* Merck loses the latest Vioxx trial, in federal court, and a prior Merck win in state court is tossed out by a judge. [Wall Street Journal]
The legal industry is being disrupted at every level by technological advances. While legal tech entrepreneurs and innovators are racing to create a more efficient and productive future, there is widespread indifference on the part of attorneys toward these emerging technologies.
Ed. note: The Asia Chronicles column is authored by Kinney Recruiting. Kinney has made more placements of U.S. associates, counsels and partners in Asia than any other recruiting firm in each of the past seven years.

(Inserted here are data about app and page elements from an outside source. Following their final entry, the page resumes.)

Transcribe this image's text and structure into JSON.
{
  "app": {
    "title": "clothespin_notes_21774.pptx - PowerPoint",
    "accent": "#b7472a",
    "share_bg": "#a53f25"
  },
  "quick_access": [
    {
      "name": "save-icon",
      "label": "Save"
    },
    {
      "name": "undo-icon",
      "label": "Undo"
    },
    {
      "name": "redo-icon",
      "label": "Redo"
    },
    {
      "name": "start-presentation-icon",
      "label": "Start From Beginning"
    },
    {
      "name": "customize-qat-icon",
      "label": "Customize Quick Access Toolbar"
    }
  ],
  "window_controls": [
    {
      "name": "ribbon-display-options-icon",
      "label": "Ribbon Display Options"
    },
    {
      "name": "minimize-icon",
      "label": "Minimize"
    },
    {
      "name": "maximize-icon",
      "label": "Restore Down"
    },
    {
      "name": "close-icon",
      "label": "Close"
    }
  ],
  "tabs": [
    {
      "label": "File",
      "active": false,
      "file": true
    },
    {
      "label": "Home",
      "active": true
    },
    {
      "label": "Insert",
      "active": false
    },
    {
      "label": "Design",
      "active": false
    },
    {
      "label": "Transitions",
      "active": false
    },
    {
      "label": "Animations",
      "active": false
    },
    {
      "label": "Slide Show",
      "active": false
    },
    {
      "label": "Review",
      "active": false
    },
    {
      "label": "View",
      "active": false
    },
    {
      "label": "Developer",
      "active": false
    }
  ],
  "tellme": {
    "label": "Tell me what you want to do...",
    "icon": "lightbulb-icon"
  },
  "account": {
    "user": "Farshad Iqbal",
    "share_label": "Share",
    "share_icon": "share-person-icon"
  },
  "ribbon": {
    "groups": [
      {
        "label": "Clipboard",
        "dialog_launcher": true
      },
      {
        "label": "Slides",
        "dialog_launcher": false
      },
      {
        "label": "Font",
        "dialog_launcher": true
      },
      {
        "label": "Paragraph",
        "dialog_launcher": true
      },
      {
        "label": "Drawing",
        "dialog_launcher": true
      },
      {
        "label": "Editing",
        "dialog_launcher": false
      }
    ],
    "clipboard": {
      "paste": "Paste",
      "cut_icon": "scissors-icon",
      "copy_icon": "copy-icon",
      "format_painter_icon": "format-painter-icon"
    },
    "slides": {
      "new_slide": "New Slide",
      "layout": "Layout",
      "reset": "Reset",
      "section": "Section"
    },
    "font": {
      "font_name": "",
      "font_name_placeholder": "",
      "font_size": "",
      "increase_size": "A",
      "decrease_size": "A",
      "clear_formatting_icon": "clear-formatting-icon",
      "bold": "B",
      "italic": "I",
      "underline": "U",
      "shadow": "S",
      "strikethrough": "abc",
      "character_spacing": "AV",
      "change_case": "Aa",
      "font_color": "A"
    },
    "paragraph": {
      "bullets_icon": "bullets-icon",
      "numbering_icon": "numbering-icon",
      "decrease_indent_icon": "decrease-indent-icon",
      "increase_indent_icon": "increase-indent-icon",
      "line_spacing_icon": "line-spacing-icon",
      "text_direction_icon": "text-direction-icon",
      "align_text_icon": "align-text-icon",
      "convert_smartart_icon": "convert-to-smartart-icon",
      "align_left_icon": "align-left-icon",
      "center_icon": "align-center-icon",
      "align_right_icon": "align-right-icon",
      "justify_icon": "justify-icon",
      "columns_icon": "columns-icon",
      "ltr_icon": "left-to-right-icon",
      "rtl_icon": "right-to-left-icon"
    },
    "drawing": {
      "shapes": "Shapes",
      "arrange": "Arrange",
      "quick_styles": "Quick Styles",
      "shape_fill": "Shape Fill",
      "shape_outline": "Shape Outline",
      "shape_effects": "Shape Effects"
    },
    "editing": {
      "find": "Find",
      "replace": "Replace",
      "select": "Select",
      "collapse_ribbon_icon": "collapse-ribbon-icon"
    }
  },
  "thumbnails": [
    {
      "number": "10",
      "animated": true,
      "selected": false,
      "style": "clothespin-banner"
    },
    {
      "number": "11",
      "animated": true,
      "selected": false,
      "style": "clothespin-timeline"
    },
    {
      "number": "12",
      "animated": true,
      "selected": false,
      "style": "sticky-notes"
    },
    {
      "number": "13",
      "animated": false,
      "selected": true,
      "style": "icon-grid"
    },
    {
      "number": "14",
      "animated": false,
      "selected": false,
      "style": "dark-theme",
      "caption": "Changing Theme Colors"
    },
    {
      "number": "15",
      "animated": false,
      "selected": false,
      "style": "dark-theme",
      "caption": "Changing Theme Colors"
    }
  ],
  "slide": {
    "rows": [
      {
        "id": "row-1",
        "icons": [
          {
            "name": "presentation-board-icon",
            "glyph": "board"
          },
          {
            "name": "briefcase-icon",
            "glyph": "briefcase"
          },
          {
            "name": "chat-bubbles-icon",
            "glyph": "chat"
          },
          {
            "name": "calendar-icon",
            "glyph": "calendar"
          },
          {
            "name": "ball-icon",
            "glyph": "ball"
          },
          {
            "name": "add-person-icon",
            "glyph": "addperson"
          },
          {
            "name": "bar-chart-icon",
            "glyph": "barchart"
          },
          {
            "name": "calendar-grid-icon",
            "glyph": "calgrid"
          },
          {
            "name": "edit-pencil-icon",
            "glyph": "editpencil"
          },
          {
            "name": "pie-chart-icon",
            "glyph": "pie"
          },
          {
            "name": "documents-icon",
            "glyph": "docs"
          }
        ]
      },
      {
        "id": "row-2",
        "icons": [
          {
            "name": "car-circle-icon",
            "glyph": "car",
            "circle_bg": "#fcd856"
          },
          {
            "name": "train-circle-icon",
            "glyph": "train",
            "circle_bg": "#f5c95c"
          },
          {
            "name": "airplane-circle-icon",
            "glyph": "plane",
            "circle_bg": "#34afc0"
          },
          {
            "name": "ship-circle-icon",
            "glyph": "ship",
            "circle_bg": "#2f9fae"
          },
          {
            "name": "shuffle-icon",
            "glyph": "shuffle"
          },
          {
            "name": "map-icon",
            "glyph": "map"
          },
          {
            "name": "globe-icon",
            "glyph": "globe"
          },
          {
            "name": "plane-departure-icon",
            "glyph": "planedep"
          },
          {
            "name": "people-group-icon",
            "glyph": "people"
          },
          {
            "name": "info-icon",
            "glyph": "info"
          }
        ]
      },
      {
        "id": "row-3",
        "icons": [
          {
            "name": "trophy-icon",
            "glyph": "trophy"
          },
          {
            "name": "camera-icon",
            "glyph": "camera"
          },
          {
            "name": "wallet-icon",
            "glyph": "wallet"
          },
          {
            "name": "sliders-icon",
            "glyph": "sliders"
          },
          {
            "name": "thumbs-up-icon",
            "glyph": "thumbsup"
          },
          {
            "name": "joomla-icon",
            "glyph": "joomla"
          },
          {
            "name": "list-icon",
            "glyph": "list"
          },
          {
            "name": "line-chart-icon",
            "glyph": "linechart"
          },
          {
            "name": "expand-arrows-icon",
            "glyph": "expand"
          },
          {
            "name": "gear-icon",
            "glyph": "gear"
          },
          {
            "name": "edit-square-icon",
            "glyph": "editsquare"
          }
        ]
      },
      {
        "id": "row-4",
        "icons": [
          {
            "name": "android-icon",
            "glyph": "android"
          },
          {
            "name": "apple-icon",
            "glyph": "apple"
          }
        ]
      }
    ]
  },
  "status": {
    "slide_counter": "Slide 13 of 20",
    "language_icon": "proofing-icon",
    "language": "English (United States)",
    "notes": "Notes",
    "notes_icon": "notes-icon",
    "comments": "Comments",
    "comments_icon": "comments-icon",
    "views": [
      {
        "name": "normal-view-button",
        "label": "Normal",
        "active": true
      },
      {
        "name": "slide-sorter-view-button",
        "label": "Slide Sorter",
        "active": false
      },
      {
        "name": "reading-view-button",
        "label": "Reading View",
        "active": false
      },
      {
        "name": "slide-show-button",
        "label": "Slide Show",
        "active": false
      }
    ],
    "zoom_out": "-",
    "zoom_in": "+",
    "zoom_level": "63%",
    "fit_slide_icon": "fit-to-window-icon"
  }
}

You can reach them by email: firstname.lastname@example.org.
We at Kinney Asia have made a number of FCPA / White Collar US associate placements in Hong Kong / China thus far in 2014. Most of such placements have been commercial litigation associates from major US markets, fluent in Mandarin, switching to FCPA / White Collar litigation. Some have already had FCPA experience, but those are difficult candidates for firms to find (this will change in coming years as US firms are now promoting FCPA / White Collar to their 2L summers who are fluent in Mandarin and have an interest in transferring to China at some point).
Legal Week quoted Kinney’s Head of Asia, Evan Jowers, extensively in the following relevant article here.
There is a new trend in the market, though, where mid-level transactional US associates, fluent in spoken Mandarin and written Chinese, are interviewing for and in some cases landing junior FCPA / White Collar spots in Hong Kong / China at very top tier US firms.
When the LexisNexis Cloud Technology Survey results were reported earlier this year, it showed that attorneys were starting to peer less skeptically into the future, and slowly but surely leaning more toward all the benefits the law cloud has to offer.
Because let’s face it, plenty of attorneys are perhaps a bit too comfortable with their “system” of practice management, which may or may not include neon highlighters, sticky notes, dog-eared file folders, and a word processing program that was last updated when the term “raise the roof” was still de rigueur.